Problem:
Working from the entries below, count every line that includes the word "JSON". Return the figure alone.

Records shown:
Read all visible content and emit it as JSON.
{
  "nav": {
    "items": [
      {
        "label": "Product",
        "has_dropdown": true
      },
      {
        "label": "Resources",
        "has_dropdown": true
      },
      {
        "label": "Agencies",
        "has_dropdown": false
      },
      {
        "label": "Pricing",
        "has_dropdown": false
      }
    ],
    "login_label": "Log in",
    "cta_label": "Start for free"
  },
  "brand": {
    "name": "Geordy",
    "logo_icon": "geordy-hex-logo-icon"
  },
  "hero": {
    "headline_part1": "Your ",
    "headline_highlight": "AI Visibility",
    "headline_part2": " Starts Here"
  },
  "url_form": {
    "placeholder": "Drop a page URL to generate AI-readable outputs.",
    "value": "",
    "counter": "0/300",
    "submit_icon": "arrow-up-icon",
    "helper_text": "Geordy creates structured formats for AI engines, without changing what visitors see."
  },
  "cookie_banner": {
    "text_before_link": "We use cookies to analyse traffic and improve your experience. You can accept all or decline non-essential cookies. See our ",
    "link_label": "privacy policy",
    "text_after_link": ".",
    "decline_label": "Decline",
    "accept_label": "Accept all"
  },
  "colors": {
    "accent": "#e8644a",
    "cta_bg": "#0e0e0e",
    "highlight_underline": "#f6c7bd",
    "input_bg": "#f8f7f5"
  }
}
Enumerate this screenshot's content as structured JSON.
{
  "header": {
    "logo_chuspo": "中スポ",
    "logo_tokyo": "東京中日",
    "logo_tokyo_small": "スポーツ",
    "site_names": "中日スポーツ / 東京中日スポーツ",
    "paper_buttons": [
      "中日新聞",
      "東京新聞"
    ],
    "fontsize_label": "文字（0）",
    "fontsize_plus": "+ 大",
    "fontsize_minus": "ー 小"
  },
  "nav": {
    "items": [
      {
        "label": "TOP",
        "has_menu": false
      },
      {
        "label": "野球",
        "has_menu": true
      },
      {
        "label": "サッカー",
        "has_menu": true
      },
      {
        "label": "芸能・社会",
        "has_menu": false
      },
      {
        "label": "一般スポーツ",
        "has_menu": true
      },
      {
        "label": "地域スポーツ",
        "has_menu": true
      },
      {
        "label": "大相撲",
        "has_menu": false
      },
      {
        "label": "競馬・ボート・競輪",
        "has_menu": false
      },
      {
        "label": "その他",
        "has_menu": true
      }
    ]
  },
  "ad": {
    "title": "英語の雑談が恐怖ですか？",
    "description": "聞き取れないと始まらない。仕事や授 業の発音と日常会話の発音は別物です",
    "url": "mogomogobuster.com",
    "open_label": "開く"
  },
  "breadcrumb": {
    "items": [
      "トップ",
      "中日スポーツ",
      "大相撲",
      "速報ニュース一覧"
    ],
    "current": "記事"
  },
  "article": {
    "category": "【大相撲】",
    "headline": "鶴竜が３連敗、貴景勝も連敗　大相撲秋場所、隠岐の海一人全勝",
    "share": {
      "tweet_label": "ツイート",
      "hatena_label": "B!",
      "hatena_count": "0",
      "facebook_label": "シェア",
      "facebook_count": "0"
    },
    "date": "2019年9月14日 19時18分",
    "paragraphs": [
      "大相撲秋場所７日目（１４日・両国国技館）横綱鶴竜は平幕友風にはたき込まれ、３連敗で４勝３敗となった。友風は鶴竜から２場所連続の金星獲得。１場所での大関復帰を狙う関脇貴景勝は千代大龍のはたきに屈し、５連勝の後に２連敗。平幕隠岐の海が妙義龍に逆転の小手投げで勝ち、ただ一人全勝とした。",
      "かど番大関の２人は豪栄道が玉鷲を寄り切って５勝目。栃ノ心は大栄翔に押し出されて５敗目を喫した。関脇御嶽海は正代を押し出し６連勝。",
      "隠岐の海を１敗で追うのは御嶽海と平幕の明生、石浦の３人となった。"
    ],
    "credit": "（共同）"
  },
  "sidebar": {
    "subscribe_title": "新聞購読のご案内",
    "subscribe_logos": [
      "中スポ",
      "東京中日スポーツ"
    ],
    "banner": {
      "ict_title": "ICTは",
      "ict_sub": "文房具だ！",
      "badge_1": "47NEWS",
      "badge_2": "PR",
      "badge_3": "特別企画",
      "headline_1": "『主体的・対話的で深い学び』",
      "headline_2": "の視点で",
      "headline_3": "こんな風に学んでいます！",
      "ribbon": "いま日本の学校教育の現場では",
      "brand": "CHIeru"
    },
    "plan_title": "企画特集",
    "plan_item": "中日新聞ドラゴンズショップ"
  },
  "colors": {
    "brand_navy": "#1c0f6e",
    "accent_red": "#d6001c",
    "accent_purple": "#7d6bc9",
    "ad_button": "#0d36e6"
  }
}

Finished exercise:
2